Task requirements:
A word-for-word reproduction of the data below is needed, with no pictures in it.

·····

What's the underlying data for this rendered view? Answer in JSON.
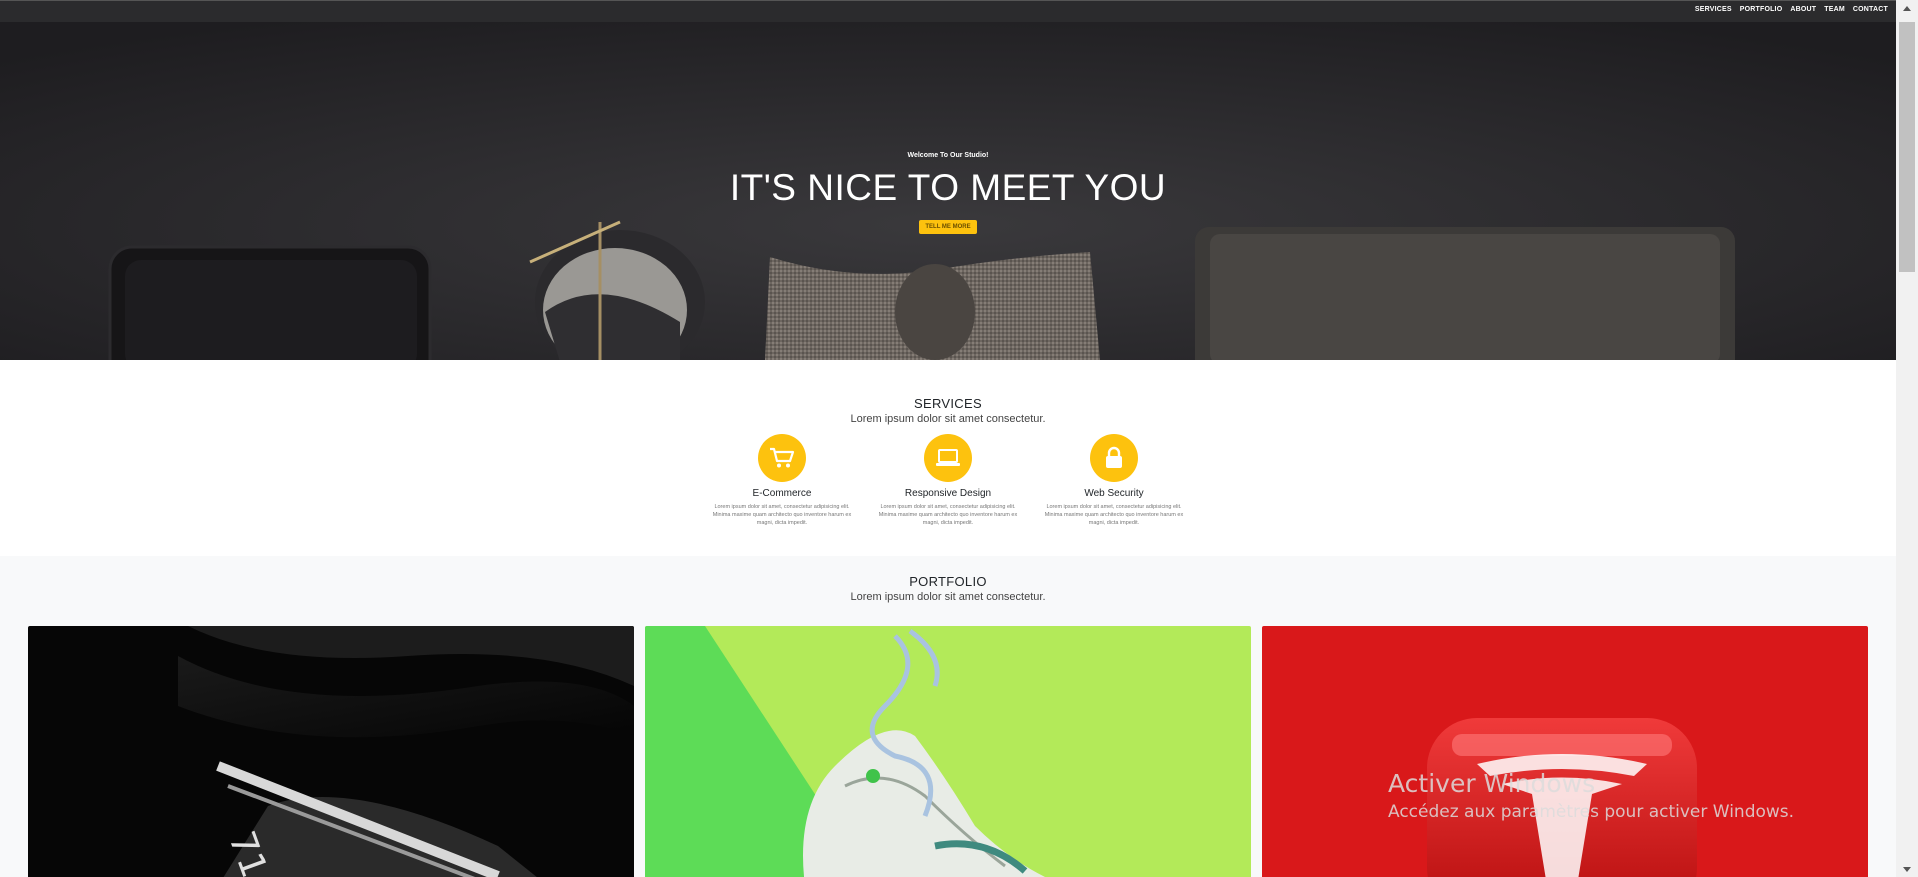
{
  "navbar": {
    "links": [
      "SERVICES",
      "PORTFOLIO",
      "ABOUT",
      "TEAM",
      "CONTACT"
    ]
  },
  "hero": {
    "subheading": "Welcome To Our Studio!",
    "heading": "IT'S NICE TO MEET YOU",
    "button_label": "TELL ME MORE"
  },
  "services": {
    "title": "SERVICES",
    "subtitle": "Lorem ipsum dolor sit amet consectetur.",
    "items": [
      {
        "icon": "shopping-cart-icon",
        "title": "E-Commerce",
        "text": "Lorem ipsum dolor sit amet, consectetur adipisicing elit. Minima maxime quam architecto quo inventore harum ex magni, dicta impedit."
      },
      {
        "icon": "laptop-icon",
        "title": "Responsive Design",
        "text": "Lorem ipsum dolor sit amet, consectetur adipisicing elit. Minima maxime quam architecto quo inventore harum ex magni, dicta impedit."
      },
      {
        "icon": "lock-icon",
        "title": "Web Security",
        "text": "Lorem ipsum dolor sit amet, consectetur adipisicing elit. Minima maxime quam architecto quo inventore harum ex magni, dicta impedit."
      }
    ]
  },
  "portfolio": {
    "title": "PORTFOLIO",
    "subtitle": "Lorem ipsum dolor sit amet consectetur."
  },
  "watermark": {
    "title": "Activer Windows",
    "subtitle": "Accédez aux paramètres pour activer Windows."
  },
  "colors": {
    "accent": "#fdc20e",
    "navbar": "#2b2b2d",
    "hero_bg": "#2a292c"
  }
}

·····

Response:
What's the underlying data for this rendered view? Answer in JSON.
{
  "navbar": {
    "links": [
      "SERVICES",
      "PORTFOLIO",
      "ABOUT",
      "TEAM",
      "CONTACT"
    ]
  },
  "hero": {
    "subheading": "Welcome To Our Studio!",
    "heading": "IT'S NICE TO MEET YOU",
    "button_label": "TELL ME MORE"
  },
  "services": {
    "title": "SERVICES",
    "subtitle": "Lorem ipsum dolor sit amet consectetur.",
    "items": [
      {
        "icon": "shopping-cart-icon",
        "title": "E-Commerce",
        "text": "Lorem ipsum dolor sit amet, consectetur adipisicing elit. Minima maxime quam architecto quo inventore harum ex magni, dicta impedit."
      },
      {
        "icon": "laptop-icon",
        "title": "Responsive Design",
        "text": "Lorem ipsum dolor sit amet, consectetur adipisicing elit. Minima maxime quam architecto quo inventore harum ex magni, dicta impedit."
      },
      {
        "icon": "lock-icon",
        "title": "Web Security",
        "text": "Lorem ipsum dolor sit amet, consectetur adipisicing elit. Minima maxime quam architecto quo inventore harum ex magni, dicta impedit."
      }
    ]
  },
  "portfolio": {
    "title": "PORTFOLIO",
    "subtitle": "Lorem ipsum dolor sit amet consectetur."
  },
  "watermark": {
    "title": "Activer Windows",
    "subtitle": "Accédez aux paramètres pour activer Windows."
  },
  "colors": {
    "accent": "#fdc20e",
    "navbar": "#2b2b2d",
    "hero_bg": "#2a292c"
  }
}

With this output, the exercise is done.